Robert Sopuck, a past Frontier Centre fellow, provides another example to illustrate the problem. Manitoba’s Conservation Department has a mandate to develop the province’s forestry resources, yet is also responsible for conserving and regulating forest use. Manitoba Conservation then is charged with conducting hearings into the granting of environmental licences. But, this dual mandate creates a conflict between forest companies and citizens and creates a conflict of interest. In another context, the federal government created a new land claims tribunal for First Nations in 2007 after parties long complained of a conflict of interest as the Canadian government judged the validity of land claims made against it.
If the government is operator and regulator of a particular utility, the logical incentive is to minimize the cost to itself if there is an infraction. So, if there is pollution, the government issues a slap on the wrist or sweeps the issue under the rug.

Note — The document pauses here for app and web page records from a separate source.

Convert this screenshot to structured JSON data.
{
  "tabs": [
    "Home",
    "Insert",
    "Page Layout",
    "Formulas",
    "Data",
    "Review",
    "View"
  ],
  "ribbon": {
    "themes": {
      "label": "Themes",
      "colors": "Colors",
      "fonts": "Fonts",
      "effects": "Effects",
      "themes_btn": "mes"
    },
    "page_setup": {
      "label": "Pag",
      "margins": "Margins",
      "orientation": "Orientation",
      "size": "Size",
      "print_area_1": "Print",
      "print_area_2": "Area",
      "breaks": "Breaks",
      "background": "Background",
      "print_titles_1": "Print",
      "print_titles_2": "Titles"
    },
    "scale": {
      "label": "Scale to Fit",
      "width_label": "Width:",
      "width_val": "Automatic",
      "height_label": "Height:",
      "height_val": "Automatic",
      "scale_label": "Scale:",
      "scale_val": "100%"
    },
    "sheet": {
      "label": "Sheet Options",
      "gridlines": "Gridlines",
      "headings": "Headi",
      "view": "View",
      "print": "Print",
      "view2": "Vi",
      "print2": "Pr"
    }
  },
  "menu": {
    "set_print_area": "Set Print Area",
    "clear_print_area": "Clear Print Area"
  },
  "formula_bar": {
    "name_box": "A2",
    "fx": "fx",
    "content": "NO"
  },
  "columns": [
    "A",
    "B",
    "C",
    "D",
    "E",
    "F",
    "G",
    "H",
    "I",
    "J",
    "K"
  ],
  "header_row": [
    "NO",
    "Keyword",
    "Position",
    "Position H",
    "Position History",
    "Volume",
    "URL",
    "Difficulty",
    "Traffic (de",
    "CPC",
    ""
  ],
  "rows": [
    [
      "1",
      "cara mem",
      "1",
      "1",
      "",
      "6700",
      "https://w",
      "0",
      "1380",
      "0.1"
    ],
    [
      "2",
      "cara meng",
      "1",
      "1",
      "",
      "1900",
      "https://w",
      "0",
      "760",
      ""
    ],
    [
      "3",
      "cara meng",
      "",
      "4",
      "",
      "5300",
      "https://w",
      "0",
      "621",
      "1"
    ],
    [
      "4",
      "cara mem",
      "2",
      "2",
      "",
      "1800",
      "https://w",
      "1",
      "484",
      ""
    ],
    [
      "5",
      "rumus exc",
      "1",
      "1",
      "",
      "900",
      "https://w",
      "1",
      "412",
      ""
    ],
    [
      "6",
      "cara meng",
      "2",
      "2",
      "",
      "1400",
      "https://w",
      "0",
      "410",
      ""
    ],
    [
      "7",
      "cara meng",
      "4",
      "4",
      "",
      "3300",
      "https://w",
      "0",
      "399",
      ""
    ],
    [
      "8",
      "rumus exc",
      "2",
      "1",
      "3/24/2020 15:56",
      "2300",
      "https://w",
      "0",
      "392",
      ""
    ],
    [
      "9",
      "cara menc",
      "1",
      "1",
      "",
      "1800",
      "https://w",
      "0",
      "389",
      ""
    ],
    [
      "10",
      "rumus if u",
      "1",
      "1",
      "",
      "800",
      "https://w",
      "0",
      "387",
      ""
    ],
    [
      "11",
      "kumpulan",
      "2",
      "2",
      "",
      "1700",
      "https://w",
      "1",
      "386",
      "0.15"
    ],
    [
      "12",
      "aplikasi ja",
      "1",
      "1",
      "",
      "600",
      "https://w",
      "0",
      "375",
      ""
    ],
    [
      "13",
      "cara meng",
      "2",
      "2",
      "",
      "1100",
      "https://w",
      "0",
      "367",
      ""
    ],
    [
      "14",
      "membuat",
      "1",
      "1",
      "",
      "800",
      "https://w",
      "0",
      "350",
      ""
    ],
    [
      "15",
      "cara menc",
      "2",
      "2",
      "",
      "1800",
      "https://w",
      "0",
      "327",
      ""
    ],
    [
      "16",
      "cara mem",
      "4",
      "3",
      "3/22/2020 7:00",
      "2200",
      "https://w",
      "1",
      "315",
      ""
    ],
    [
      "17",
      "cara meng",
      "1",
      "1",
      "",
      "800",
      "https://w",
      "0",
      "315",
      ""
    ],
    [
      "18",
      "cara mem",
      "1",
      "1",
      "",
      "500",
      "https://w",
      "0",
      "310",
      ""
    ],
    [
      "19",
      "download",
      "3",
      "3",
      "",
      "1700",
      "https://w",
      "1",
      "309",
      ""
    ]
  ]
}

Now, imagine if in Winnipeg sewage treatment plants were wholly a private responsibility, but regulated by the government. If there was a sewage spill as catastrophic as occurred recently and in the past, does anyone for a second not think the government would hammer the company with millions in fines?
If the operator and the regulator were truly separate, that would be the likely scenario.
In fact this is not an academic exercise. Rewind to 2002 and recall a major malfunction at the City’s sewer and wastewater plan over three days where 437 million litres of raw sewage was discharged into the Red River.
The federal courts ended up not levying any fines on the City. Again, if this had involved a private wastewater operator, we could imagine things would have gone differently.
If citizens want their governments to watch over their natural environment, they clearly need to remove these conflicts of interests by separating ownership and operation of resources from regulatory functions.
This time the next time sewage flows into the Red, there will be real hell to pay.